  • Temperature control:
    We have a temperature control system for the microscope, which works from room temperature up to about 40 degrees C. We also have a water bath which can be used to control temperatures.

  • High speed camera:
    We have a Phantom V9.1 camera with 6 GB of memory. This is a 12-bit camera capable of 1632x1200 pixels at 1016 frames per second, and 96x8 pixels at 153,846 frames per second, as well as other ranges in between.

  • Langmuir trough:
    We have a Kibron Langmuir trough.

  • Pipette puller:
    We have a pipette puller and a microforge, suitable for making glass pipettes with tip sizes down to a few microns.

  • Digitizing video tapes:
    More than just microscopy, we also have a nice system for digitizing video tapes. We can also digitize video signals straight from the camera.

  • Online frame-grabbing:
    We can store video images directly onto hard disk at video rate without losing any images. The files are big (one minute of data fills a CD - 650 MB!) but we have CD and DVD burners too.

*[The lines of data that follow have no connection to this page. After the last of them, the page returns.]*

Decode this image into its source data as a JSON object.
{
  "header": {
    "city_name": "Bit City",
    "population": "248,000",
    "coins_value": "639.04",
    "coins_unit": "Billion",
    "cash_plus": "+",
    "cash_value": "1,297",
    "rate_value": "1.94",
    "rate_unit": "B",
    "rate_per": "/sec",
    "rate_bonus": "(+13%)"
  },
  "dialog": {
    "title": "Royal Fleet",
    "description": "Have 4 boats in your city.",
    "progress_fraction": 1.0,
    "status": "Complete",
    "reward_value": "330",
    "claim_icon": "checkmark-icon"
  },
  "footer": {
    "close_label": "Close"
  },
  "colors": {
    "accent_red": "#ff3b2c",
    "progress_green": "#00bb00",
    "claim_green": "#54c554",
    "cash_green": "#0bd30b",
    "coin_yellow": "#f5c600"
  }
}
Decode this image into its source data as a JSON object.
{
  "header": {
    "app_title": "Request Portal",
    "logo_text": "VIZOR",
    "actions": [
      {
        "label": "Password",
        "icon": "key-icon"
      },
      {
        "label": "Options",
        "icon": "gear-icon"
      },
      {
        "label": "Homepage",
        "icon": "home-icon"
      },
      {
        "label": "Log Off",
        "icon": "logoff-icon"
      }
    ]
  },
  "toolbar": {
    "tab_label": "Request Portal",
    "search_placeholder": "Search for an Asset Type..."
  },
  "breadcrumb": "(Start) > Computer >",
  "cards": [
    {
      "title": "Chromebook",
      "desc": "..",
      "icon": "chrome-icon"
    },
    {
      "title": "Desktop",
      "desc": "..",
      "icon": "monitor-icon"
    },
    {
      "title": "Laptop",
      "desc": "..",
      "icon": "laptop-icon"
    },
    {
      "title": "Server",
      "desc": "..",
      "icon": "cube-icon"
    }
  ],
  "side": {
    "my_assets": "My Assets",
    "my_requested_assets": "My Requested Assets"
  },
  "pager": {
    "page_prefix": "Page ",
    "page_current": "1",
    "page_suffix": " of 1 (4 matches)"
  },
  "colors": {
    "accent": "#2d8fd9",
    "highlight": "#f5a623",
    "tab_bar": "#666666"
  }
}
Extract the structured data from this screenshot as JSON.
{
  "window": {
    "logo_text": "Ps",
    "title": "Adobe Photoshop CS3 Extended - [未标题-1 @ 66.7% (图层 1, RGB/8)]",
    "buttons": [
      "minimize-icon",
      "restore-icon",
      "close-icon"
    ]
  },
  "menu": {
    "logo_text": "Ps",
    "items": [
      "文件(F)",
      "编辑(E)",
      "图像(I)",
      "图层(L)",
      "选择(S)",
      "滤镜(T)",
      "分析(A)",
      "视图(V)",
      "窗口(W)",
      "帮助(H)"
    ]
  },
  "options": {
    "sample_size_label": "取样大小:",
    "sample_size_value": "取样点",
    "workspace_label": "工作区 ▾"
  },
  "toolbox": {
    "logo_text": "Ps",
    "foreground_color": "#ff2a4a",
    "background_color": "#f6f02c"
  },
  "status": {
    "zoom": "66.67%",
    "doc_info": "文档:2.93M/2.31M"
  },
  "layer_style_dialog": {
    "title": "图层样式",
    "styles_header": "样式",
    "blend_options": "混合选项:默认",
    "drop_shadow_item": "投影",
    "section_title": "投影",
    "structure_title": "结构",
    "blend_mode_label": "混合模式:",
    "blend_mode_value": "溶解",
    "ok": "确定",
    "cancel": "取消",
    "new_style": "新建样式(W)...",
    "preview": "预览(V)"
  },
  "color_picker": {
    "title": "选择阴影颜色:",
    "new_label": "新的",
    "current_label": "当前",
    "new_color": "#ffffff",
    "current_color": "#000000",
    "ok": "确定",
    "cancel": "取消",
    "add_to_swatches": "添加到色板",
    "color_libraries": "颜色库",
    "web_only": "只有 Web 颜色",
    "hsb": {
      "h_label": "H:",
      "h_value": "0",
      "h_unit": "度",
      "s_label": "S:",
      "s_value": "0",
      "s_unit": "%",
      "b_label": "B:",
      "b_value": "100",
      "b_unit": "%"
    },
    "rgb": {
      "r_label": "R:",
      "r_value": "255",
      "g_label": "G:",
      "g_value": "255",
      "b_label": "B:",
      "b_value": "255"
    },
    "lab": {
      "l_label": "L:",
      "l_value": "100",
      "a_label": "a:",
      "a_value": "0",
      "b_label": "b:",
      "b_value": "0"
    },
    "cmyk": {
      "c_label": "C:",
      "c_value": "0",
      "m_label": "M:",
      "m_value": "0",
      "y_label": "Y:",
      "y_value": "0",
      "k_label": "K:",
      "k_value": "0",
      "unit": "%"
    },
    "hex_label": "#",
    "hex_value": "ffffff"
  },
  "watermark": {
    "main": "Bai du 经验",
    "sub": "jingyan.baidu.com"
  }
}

  • Analysis:
    We use IDL to analyze our images. We have several Linux computers to do this with.

  • Particle tracking:
    Our favorite analysis technique is tracking the motion of individual colloidal particles. Best of all, we can do this for several thousand particles simultaneously, in three dimensions.

  • Particle synthesis:
    We have started making fluorescent colloidal PMMA, but the last batch we made was back in 2011. We still have the capability, in theory.

  • Miscellaneous Gadgets:
    These include a refractometer, several viscometers, and several simple cameras. We also have a nice Hamamatsu video enhancement box which works well with video signals but which is a bit outdated now that most cameras go straight to the computer via a USB cable.

Microscope objectives that we have

Magnification/NAbest slit
image size
1.6x / 0.05 air-- -6 um3.4 mmA
5x / 0.15 air-- -3.3 um12 mmA
10x / 0.22 air10 um600 x 560 1.3 um1.3 um5.8 mm-
10x / 0.40 air10 um600 x 560 1.3 um0.7 um2.2 mm-
10x / 0.40 oil10 um600 x 560 1.3 um0.7 um0.36 mm-
20x / 0.40 air?300 x 280 0.65 um0.7 um1.9 - 3.2 mmB
20x / 0.70 multi (oil)10 um300 x 280 0.65 um0.4 um250 umC
40x / 0.55 air?? um150 x 140 0.327 um0.5 um1.9 - 3.3 mmB
40x / 1.25 oil10 um150 x 140 0.327 um0.23 um100 um-
63x / 0.70 air25 um95 x 89 0.207 um0.4 um1.8 mmD
63x / 1.20 water15 um95 x 89 0.207 um0.24 um220 umE
100x / 1.35 oil25 um60 x 56 0.117 um0.21 um90 um-
100x / 1.40 oil25 um60 x 56 0.117 um0.20 um90 umF


Some 3D confocal pictures:

Pictures by Piotr Habdas, showing colloidal particles which have formed a gel. Another image of the same sample is the background for this web page.